"Right" can sometimes be the adversary of "best," and "right" will sometimes put you in a bad spot. But this is precisely why there are canons and ethics to assist you. (I am talking real world here, not exams or simulations.)


So "Keep on Truckin'"; keep learning; and keep accumulating your experience and learning good practices.


Best regards!

Newcomer II

Hi J_M007


I appreciates your advices, Thanks for your time to help me with these useful words. 



Newcomer I

Would love to chime in here. When you take practice exams it will indicate areas where you are competent in the material and there will be other areas you have less competency. I would re-read the areas in each domain where the practice exam has indicated you are not as versed in the material. It may surprise you to find that you may actually know the answer but are thinking too technically instead of from a manager's perspective. I am not sure what book you are studying from. I used

And I passed the exam in 2016. This publisher had great exam prepping tools and practice exams.

Exam Resoruces:

McGraw Hill

Good luck to you on your next exam!
John Gates, CISSP
Advocate II

It's probably worth thinking how you learn best.  Is it from reading the textbooks and study guides?  Or maybe from video tutorials?  Or maybe from comparing a few different descriptions of the same topics.  I found it useful to set aside the official advice and look at the self tests to identify the areas in which there where gaps in my knowledge and then studied those more thoroughly.  


I also made a handwritten precis of each of the CBKs using a couple of sources, put the books aside and used that as my main reference.  Where my notes didn’t make complete sense I’d probably not fully understood so I went back and annotated them with clarifications, rather than panic.  

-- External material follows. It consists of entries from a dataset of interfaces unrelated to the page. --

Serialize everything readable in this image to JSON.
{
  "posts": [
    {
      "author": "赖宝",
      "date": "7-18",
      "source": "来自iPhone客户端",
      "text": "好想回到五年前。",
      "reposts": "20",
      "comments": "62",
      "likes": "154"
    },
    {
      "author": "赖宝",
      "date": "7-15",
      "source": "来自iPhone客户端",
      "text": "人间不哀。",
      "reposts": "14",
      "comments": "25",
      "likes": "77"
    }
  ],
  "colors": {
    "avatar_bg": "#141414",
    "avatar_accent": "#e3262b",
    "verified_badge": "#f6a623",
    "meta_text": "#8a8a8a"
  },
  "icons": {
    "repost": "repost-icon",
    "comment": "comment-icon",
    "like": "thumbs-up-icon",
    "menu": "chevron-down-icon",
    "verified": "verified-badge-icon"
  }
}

Finally make sure you have your travel to the exam centre, start time, being well rested etc all in hand.  And should you pass, then great, but if you don’t it’s just a temporary set-back; figure it out, fix those things and give it another go.



Community Champion

Thanks Dimante. The more experience and learning you bring to the exam the better your chances will be, I suppose. I have been reading what I can in Security Engineering, Network and Telecomms security, etc. I have the modern books, but I have found some of the older stuff good, too. (CISSP Gold was one that looks good.)


I always look for FAQ and Q&A style stuff, and I make questions for the people I'm studying with. Because these guys are more hardcore security folk, I&A, crypto, etc. they can figure out the numbers in a flash; but when it comes to governance, risk assessment, business continuity, disaster recovery, and more of the so-called "softer skills" I tend to have the "truthiest" answer quicker.


That means little though in exam mode, I realize, because when you are in exam mode, there is nothing but you, your wits, your knowledge and experience, and basic kismet.Hopefully, if you can leverage the former, the latter will smile at you. 😉


I am taking a boot camp in June and will write the exam later that month (postponement owing to circumstances beyond my control.)


But this has been so much fun that I certainly will continue to sharpen the saw; and I hope I will be able to encourage a lot more of my colleagues to keep on the learning trail


Finally I wish to share with all of you the words of one of my favorite "Roads" scholars, who sums up nicely our travels:


The Road Not Taken
By Robert Frost

Two roads diverged in a yellow wood,
And sorry I could not travel both
And be one traveler, long I stood
And looked down one as far as I could
To where it bent in the undergrowth;

Then took the other, as just as fair,
And having perhaps the better claim,
Because it was grassy and wanted wear;
Though as for that the passing there
Had worn them really about the same,

And both that morning equally lay
In leaves no step had trodden black.
Oh, I kept the first for another day!
Yet knowing how way leads on to way,
I doubted if I should ever come back.

I shall be telling this with a sigh
Somewhere ages and ages hence:
Two roads diverged in a wood, and I—
I took the one less traveled by,
And that has made all the difference


To those who wish to learn more about this fine American man of letters, I direct you to this link: